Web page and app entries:

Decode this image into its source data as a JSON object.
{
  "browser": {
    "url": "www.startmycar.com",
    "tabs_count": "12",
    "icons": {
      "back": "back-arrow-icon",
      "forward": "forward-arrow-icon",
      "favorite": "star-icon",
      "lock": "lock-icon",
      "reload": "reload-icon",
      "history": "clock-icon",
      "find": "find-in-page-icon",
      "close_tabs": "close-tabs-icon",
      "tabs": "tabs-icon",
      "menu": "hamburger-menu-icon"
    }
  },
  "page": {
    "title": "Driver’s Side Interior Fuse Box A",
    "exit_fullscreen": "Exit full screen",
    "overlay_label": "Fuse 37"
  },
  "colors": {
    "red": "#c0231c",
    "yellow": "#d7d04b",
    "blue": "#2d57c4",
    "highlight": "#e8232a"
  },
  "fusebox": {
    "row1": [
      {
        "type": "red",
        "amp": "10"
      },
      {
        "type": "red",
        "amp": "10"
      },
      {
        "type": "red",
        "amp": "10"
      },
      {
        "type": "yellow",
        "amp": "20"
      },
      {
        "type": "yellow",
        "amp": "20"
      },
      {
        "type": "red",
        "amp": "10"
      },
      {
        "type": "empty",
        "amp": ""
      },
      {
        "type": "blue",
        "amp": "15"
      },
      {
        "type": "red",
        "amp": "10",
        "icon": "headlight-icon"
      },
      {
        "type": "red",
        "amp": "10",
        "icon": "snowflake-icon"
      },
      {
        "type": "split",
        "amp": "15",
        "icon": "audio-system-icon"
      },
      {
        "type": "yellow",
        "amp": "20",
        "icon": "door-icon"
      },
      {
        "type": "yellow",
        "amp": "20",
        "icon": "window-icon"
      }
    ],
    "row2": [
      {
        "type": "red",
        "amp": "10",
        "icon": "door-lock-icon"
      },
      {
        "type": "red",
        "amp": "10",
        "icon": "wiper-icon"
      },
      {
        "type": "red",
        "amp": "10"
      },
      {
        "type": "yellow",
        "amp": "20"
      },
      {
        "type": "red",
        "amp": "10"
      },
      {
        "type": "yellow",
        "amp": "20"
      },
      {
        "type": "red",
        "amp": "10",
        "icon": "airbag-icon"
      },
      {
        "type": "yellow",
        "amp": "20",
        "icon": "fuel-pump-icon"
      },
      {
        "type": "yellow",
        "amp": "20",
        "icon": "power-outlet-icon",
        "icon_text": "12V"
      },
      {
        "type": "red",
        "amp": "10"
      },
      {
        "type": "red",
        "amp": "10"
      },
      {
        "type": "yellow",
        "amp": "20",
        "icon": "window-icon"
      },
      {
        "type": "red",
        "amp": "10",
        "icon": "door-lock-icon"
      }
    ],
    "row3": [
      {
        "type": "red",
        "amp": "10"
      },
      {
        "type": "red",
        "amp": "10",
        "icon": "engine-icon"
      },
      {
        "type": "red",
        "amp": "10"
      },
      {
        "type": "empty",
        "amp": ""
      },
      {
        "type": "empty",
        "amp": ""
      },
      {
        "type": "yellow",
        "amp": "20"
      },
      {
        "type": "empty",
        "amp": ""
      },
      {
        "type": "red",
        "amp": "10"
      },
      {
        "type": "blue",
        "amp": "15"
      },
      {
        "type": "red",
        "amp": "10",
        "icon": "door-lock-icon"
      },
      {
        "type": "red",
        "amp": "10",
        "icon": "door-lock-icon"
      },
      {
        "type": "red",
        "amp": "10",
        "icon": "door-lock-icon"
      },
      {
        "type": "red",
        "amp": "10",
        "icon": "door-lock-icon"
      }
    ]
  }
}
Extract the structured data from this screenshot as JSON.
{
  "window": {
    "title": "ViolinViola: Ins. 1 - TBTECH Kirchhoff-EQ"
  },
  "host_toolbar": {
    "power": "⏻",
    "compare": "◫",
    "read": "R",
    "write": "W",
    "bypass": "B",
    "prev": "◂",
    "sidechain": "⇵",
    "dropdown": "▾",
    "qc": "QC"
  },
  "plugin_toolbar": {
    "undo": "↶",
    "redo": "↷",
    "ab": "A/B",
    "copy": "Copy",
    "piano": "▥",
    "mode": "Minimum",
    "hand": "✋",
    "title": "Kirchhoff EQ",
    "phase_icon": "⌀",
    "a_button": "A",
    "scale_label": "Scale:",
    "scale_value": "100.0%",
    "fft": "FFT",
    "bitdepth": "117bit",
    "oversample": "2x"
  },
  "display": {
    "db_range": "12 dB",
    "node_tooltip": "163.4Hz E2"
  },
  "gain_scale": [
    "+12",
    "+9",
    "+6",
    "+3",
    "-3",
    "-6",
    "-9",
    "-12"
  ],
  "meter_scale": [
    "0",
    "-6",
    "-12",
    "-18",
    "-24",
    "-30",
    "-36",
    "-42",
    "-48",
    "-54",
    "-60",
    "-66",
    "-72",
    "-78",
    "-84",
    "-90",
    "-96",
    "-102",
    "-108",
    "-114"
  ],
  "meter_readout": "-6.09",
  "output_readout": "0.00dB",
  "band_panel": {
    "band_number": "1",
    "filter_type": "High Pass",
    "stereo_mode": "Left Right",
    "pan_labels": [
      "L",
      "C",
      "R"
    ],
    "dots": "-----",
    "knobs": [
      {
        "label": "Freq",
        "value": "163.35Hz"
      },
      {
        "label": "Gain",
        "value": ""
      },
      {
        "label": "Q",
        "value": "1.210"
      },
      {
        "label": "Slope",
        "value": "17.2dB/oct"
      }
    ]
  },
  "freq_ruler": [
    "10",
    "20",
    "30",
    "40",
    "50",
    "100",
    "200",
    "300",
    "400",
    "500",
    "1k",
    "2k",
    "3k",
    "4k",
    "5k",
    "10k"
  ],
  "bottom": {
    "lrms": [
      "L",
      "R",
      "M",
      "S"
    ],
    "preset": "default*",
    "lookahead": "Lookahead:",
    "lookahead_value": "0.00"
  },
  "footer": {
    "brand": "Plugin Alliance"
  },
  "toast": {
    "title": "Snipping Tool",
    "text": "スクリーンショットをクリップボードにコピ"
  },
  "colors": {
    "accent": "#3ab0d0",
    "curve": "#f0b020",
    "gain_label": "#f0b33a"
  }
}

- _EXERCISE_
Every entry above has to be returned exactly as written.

- _TASK RESPONSE_
Decode this image into its source data as a JSON object.
{
  "browser": {
    "url": "www.startmycar.com",
    "tabs_count": "12",
    "icons": {
      "back": "back-arrow-icon",
      "forward": "forward-arrow-icon",
      "favorite": "star-icon",
      "lock": "lock-icon",
      "reload": "reload-icon",
      "history": "clock-icon",
      "find": "find-in-page-icon",
      "close_tabs": "close-tabs-icon",
      "tabs": "tabs-icon",
      "menu": "hamburger-menu-icon"
    }
  },
  "page": {
    "title": "Driver’s Side Interior Fuse Box A",
    "exit_fullscreen": "Exit full screen",
    "overlay_label": "Fuse 37"
  },
  "colors": {
    "red": "#c0231c",
    "yellow": "#d7d04b",
    "blue": "#2d57c4",
    "highlight": "#e8232a"
  },
  "fusebox": {
    "row1": [
      {
        "type": "red",
        "amp": "10"
      },
      {
        "type": "red",
        "amp": "10"
      },
      {
        "type": "red",
        "amp": "10"
      },
      {
        "type": "yellow",
        "amp": "20"
      },
      {
        "type": "yellow",
        "amp": "20"
      },
      {
        "type": "red",
        "amp": "10"
      },
      {
        "type": "empty",
        "amp": ""
      },
      {
        "type": "blue",
        "amp": "15"
      },
      {
        "type": "red",
        "amp": "10",
        "icon": "headlight-icon"
      },
      {
        "type": "red",
        "amp": "10",
        "icon": "snowflake-icon"
      },
      {
        "type": "split",
        "amp": "15",
        "icon": "audio-system-icon"
      },
      {
        "type": "yellow",
        "amp": "20",
        "icon": "door-icon"
      },
      {
        "type": "yellow",
        "amp": "20",
        "icon": "window-icon"
      }
    ],
    "row2": [
      {
        "type": "red",
        "amp": "10",
        "icon": "door-lock-icon"
      },
      {
        "type": "red",
        "amp": "10",
        "icon": "wiper-icon"
      },
      {
        "type": "red",
        "amp": "10"
      },
      {
        "type": "yellow",
        "amp": "20"
      },
      {
        "type": "red",
        "amp": "10"
      },
      {
        "type": "yellow",
        "amp": "20"
      },
      {
        "type": "red",
        "amp": "10",
        "icon": "airbag-icon"
      },
      {
        "type": "yellow",
        "amp": "20",
        "icon": "fuel-pump-icon"
      },
      {
        "type": "yellow",
        "amp": "20",
        "icon": "power-outlet-icon",
        "icon_text": "12V"
      },
      {
        "type": "red",
        "amp": "10"
      },
      {
        "type": "red",
        "amp": "10"
      },
      {
        "type": "yellow",
        "amp": "20",
        "icon": "window-icon"
      },
      {
        "type": "red",
        "amp": "10",
        "icon": "door-lock-icon"
      }
    ],
    "row3": [
      {
        "type": "red",
        "amp": "10"
      },
      {
        "type": "red",
        "amp": "10",
        "icon": "engine-icon"
      },
      {
        "type": "red",
        "amp": "10"
      },
      {
        "type": "empty",
        "amp": ""
      },
      {
        "type": "empty",
        "amp": ""
      },
      {
        "type": "yellow",
        "amp": "20"
      },
      {
        "type": "empty",
        "amp": ""
      },
      {
        "type": "red",
        "amp": "10"
      },
      {
        "type": "blue",
        "amp": "15"
      },
      {
        "type": "red",
        "amp": "10",
        "icon": "door-lock-icon"
      },
      {
        "type": "red",
        "amp": "10",
        "icon": "door-lock-icon"
      },
      {
        "type": "red",
        "amp": "10",
        "icon": "door-lock-icon"
      },
      {
        "type": "red",
        "amp": "10",
        "icon": "door-lock-icon"
      }
    ]
  }
}
Extract the structured data from this screenshot as JSON.
{
  "window": {
    "title": "ViolinViola: Ins. 1 - TBTECH Kirchhoff-EQ"
  },
  "host_toolbar": {
    "power": "⏻",
    "compare": "◫",
    "read": "R",
    "write": "W",
    "bypass": "B",
    "prev": "◂",
    "sidechain": "⇵",
    "dropdown": "▾",
    "qc": "QC"
  },
  "plugin_toolbar": {
    "undo": "↶",
    "redo": "↷",
    "ab": "A/B",
    "copy": "Copy",
    "piano": "▥",
    "mode": "Minimum",
    "hand": "✋",
    "title": "Kirchhoff EQ",
    "phase_icon": "⌀",
    "a_button": "A",
    "scale_label": "Scale:",
    "scale_value": "100.0%",
    "fft": "FFT",
    "bitdepth": "117bit",
    "oversample": "2x"
  },
  "display": {
    "db_range": "12 dB",
    "node_tooltip": "163.4Hz E2"
  },
  "gain_scale": [
    "+12",
    "+9",
    "+6",
    "+3",
    "-3",
    "-6",
    "-9",
    "-12"
  ],
  "meter_scale": [
    "0",
    "-6",
    "-12",
    "-18",
    "-24",
    "-30",
    "-36",
    "-42",
    "-48",
    "-54",
    "-60",
    "-66",
    "-72",
    "-78",
    "-84",
    "-90",
    "-96",
    "-102",
    "-108",
    "-114"
  ],
  "meter_readout": "-6.09",
  "output_readout": "0.00dB",
  "band_panel": {
    "band_number": "1",
    "filter_type": "High Pass",
    "stereo_mode": "Left Right",
    "pan_labels": [
      "L",
      "C",
      "R"
    ],
    "dots": "-----",
    "knobs": [
      {
        "label": "Freq",
        "value": "163.35Hz"
      },
      {
        "label": "Gain",
        "value": ""
      },
      {
        "label": "Q",
        "value": "1.210"
      },
      {
        "label": "Slope",
        "value": "17.2dB/oct"
      }
    ]
  },
  "freq_ruler": [
    "10",
    "20",
    "30",
    "40",
    "50",
    "100",
    "200",
    "300",
    "400",
    "500",
    "1k",
    "2k",
    "3k",
    "4k",
    "5k",
    "10k"
  ],
  "bottom": {
    "lrms": [
      "L",
      "R",
      "M",
      "S"
    ],
    "preset": "default*",
    "lookahead": "Lookahead:",
    "lookahead_value": "0.00"
  },
  "footer": {
    "brand": "Plugin Alliance"
  },
  "toast": {
    "title": "Snipping Tool",
    "text": "スクリーンショットをクリップボードにコピ"
  },
  "colors": {
    "accent": "#3ab0d0",
    "curve": "#f0b020",
    "gain_label": "#f0b33a"
  }
}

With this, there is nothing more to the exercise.